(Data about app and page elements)
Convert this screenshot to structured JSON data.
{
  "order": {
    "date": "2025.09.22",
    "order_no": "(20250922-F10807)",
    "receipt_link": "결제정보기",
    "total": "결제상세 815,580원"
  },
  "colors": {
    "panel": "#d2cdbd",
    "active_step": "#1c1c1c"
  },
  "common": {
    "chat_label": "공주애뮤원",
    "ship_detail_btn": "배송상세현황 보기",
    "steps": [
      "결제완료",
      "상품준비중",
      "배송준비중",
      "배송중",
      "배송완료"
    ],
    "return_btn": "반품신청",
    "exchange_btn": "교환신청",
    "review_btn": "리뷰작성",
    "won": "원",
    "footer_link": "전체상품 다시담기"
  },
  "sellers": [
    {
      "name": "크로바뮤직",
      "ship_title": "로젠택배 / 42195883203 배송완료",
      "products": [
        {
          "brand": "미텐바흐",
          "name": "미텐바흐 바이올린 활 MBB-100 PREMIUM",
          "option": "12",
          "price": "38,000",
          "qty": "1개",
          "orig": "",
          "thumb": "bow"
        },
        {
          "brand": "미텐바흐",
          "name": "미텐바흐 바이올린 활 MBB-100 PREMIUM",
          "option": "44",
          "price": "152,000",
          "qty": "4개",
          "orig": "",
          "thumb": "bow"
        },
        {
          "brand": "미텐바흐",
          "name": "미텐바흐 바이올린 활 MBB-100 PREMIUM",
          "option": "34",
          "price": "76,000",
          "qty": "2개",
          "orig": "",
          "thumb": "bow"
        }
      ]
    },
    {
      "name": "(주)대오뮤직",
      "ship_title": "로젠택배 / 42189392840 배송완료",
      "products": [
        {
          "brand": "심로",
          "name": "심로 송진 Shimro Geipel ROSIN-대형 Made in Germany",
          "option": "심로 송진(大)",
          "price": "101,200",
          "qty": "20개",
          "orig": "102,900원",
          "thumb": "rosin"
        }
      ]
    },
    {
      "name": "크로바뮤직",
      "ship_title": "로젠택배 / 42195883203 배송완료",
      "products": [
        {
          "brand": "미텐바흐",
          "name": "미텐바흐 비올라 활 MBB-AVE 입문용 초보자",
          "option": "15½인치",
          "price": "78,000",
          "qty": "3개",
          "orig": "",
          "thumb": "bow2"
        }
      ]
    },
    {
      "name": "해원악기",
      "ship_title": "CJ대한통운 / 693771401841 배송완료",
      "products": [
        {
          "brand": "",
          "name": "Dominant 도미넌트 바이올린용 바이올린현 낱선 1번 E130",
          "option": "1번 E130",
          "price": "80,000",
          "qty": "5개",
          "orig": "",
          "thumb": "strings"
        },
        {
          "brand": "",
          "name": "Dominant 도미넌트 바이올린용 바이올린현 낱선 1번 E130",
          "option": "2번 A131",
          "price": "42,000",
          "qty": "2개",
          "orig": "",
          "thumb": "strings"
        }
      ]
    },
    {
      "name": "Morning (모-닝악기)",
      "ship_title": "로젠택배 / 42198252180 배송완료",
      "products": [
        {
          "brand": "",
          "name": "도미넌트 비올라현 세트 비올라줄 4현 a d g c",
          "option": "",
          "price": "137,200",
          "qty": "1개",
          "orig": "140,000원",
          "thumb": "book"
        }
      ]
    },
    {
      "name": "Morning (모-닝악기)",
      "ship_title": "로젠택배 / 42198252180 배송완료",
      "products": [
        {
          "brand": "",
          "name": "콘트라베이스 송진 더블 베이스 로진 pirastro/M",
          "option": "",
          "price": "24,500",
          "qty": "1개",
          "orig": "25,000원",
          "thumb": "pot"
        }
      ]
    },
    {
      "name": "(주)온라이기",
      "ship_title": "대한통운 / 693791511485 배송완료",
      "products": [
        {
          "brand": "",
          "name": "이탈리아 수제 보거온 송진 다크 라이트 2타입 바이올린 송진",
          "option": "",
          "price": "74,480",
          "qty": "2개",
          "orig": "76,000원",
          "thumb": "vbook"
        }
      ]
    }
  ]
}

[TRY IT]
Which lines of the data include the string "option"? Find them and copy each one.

[EXERCISE RESULT]
          "option": "12",
          "option": "44",
          "option": "34",
          "option": "심로 송진(大)",
          "option": "15½인치",
          "option": "1번 E130",
          "option": "2번 A131",
          "option": "",
          "option": "",
          "option": "",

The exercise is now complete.